Find info on COVID-19 safety, vaccines, testing, visitor policies & more.
The night before a complex surgery, Dr. Rose B. Ganim sometimes lies awake with images running through her mind. Visualizing the anatomy ahead of time helps her prepare, but there are always details that are difficult to see – even with MRI and other imaging technology.
Now, doctors at Baystate Medical Center (where Ganim is Chief of the Division of Thoracic Surgery) can use innovative technology to create three dimensional models for learning and planning. Surgeons can examine details of an organ or other part of the body in three dimensions before operating.
“This has helped me sleep at night," says Ganim. “Thoracic surgery is a very image-based specialty, but our brains are designed to best understand what is tangible rather than abstract,” she says. “For me it’s magical to have models like these that bring everything to life. It’s a game-changer.”
U.S. News & World Report: Doctors at Baystate Medical Center are turning to 3D printing for help in the operating room
Newsweek: Doctors at Baystate Medical Center in western Massachusetts are already using their own in-house 3-D printer for surgeries that are particularly tricky
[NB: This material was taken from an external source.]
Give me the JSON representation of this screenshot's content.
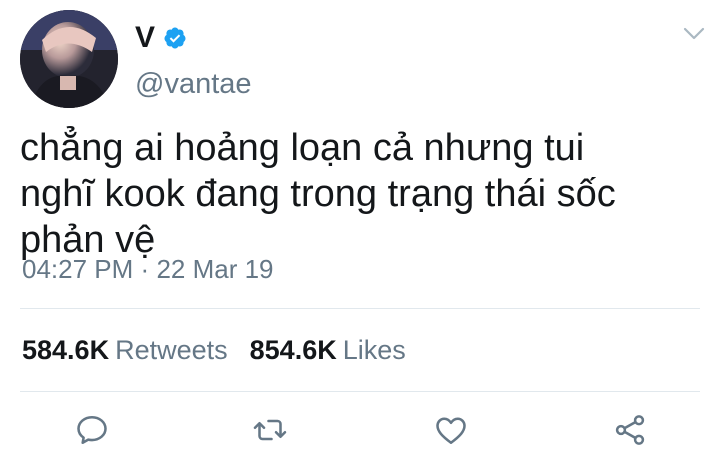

MassLive: Baystate's 3D printed anatomical models help patients, physicians